North Yuba Forest
Land Acknowledgement: The North Yuba Forest Partnership recognizes that the North Yuba River watershed resides within the Ancestral and Traditional homelands of the Nisenan Tribe and intertribal regions of the Mountain Maidu, Konkow, and Washoe. These Tribes exist today and retain their relationships with the forest. We commit to the continued inclusion of their voices in this project.
The North Yuba Forest Partnership is a diverse group of nine organizations passionate about forest health and the resilience of the North Yuba River watershed. Together, the partners are working on an unprecedented scale to collaboratively plan, analyze, finance, and implement forest restoration across 275,000 acres of the watershed.
Through ecologically-based thinning and prescribed fire, the partnership seeks to protect North Yuba communities from the threat of catastrophic wildfire and restore the watershed to a healthier, more resilient state. Restoration efforts are expected to take many years, if not decades to complete, with the most critical project areas targeted first, i.e. at-risk communities, emergency response, evacuation access routes, and treatments to areas that have the potential to stop a wildfire from spreading.
The North Yuba watershed stretches from New Bullards Bar Reservoir east up to the Sierra Crest along Highway 49. The Landscape is approximately 313,000 acres, of which approximately 210,000 acres are National Forest System lands within Sierra County, with just the westernmost portions of the project area in Yuba County.

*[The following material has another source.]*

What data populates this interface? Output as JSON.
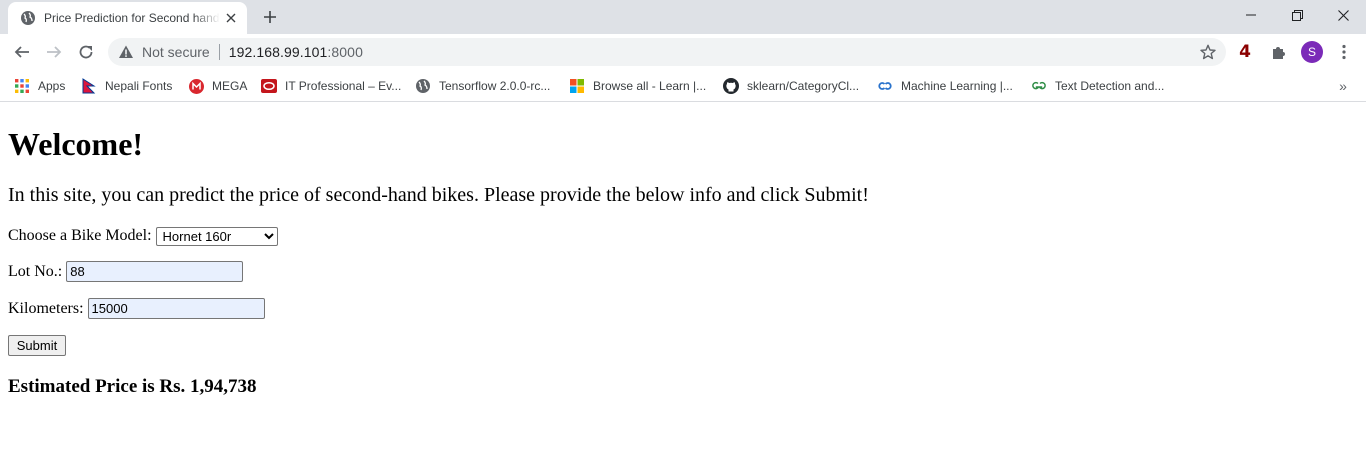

The area includes thousands of acres of forest habitat, is an important source of water to downstream users, supports high biodiversity, is home to many communities, and offers excellent opportunities for recreation.
Current North Yuba Forest Landscape
Many forests in the North Yuba watershed are unhealthy. They are overstocked with small trees and brush, and at risk of high-severity wildfire due to fire suppression and historic timber harvesting practices, exacerbated by climate change. As a result, communities and infrastructure within the watershed are at significant risk.
Forests once characterized by large, widely-spaced trees and beneficial, low-to-moderate severity fire are now dominated by non-fire resilient stands of vegetation ranging from dense thickets of small trees and brush to overstocked forests with significant ladder fuels.
This greatly increases the likelihood of destructive wildfire causing significant damage to communities and watershed health. In addition, many homes and communities have been built within and near the forests, making it challenging in some locations to protect lives and property from high-severity wildfire and to allow the use of prescribed fire or managed wildfire as a management tool.
and restore forest health and resilience
the risk of high-severity wildfire
and secure water supplies
the development of a local economy that can create sustainable jobs